At this point, we now have ink on paper, the registration is close, and it is time to start scanning sheets to determine what specific ink key adjustments are needed. This brings us to the next piece of hardware that is required, the Techkon SpectroDrive. Typically, we mount this on the console directly above the ink key display which allows the press operator a seamless view of what is happening on press. As an alternative, we can also mount the SpectroDrive on separate tables if that is preferred by the customer. In some cases, the console top is not designed or sized to accommodate the scanner. Therefore, in such cases, we typically mount a sheet of melamine over the console top to expand the length of the top to better accommodate the scanner. In reality, any smooth uniform white or black, cleanable, surface will do just fine. To start the scanning process, the press operator pulls a sheet and lays it down on the console or table. Next, the operator starts the scan by just pressing the big green button on top of the SpectroDrive or by touching the scan icon on the screen. The SpectroDrive measurement head then immediately scans accross the sheet measuring the color bar and returns to its’ home position after the scan.

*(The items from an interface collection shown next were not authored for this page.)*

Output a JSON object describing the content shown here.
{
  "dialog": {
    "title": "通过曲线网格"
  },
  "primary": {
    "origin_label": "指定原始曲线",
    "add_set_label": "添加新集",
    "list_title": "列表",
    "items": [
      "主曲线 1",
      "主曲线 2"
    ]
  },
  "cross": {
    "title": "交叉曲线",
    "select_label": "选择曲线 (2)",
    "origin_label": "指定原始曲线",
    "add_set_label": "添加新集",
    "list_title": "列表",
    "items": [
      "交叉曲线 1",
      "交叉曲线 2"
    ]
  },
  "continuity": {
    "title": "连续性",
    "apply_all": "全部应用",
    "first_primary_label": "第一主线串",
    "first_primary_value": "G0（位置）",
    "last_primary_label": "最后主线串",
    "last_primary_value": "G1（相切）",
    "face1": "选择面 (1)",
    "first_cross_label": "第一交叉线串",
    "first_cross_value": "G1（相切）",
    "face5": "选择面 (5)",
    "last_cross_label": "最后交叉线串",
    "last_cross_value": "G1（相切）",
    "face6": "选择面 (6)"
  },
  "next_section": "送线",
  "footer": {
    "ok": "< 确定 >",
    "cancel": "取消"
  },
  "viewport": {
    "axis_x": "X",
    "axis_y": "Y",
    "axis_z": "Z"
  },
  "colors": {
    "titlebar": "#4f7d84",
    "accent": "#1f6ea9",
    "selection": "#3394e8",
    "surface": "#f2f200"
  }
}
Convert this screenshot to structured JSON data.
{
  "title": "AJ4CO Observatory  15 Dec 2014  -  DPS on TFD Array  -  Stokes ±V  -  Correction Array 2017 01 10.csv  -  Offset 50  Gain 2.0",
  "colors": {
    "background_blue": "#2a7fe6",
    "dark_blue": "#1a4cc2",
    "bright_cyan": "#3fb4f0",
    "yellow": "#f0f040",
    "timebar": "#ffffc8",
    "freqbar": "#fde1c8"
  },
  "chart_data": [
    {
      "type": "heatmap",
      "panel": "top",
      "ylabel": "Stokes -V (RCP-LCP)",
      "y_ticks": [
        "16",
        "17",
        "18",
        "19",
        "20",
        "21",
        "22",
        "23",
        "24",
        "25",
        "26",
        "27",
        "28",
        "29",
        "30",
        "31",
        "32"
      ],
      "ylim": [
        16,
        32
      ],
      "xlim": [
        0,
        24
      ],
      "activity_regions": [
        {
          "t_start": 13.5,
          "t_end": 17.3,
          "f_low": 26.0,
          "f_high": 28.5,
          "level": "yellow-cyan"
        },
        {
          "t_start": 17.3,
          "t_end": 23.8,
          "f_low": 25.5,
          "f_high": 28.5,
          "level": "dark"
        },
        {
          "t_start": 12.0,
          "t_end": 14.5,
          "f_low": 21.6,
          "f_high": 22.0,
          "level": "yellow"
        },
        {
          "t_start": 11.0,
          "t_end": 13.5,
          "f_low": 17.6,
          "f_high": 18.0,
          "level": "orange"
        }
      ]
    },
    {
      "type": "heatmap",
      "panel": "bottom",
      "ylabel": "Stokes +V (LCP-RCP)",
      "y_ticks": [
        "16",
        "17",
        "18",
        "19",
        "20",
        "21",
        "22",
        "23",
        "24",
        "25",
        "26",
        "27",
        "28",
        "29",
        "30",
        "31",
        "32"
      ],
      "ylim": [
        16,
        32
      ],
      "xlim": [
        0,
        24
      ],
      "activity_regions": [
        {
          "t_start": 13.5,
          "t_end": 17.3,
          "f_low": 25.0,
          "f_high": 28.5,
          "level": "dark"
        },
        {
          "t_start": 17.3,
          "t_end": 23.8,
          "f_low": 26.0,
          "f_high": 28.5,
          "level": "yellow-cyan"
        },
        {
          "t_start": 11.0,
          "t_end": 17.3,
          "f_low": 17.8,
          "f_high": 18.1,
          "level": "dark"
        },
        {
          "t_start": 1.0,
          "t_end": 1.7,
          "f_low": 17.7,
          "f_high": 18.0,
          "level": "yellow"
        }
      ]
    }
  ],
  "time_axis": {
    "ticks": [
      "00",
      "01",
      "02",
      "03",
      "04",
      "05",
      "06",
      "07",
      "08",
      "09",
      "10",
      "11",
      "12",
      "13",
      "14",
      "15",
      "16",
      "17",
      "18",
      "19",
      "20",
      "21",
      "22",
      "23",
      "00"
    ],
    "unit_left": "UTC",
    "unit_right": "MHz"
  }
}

When the scan is done, the results are displayed on screen so the operator can then review the suggested ink key changes. Then, with the press of button, the operator simply sends the corrections to the console/press (or they make additional manual adjustments if they like). At this point, the ink keys will either open or close as needed based on the scan, results, and calculated corrections. Another noteworthy point, similar to the ink-presetting point made earlier, is that the closed-loop portion of this system ONLY ever adjusts the ink keys. Therefore, if the blankets are worn, or if impression cylinders are old or not aligned, or if the water balance is not correct, there is nothing that the closed-loop system can do about those issues. Often times on an installation, we will see in a matter of hours just how well or poorly a press has been maintained and this ends up having a huge impact on the effectiveness of the ink presetting and closed-loop automation process.
Finally, the press is being controlled by a closed-loop system! Now, the final step is system optimization. This is the last step in the set-up process where our trained staff reviews the ink preset data, closed-loop scans, & the final ink key positions and they make adjustments to the system to improve or optimize its’ performance. This optimization process can usually take place after only a few jobs have been run through the system and the results typically change from 70% efficiency (on the first run) to about 90% efficiency on all future press runs. Then going forward, we recommend that periodically you contact us to re-optimize your closed-loop system to accommodate for drifting changes in the press, paper, ink, plate curves, etc.
So there you have it! This should give you a better idea regarding the installation and implementation details of the various system components of our Techkon PressLink Closed Loop product. I hope the benefits of a closed-loop color control solution are clear for you. If not, please contact us directly and we would be happy to explain or stay tuned for a future blog post where we tackle the solution benefits and show you how the system can pay for itself in only a matter of a few months!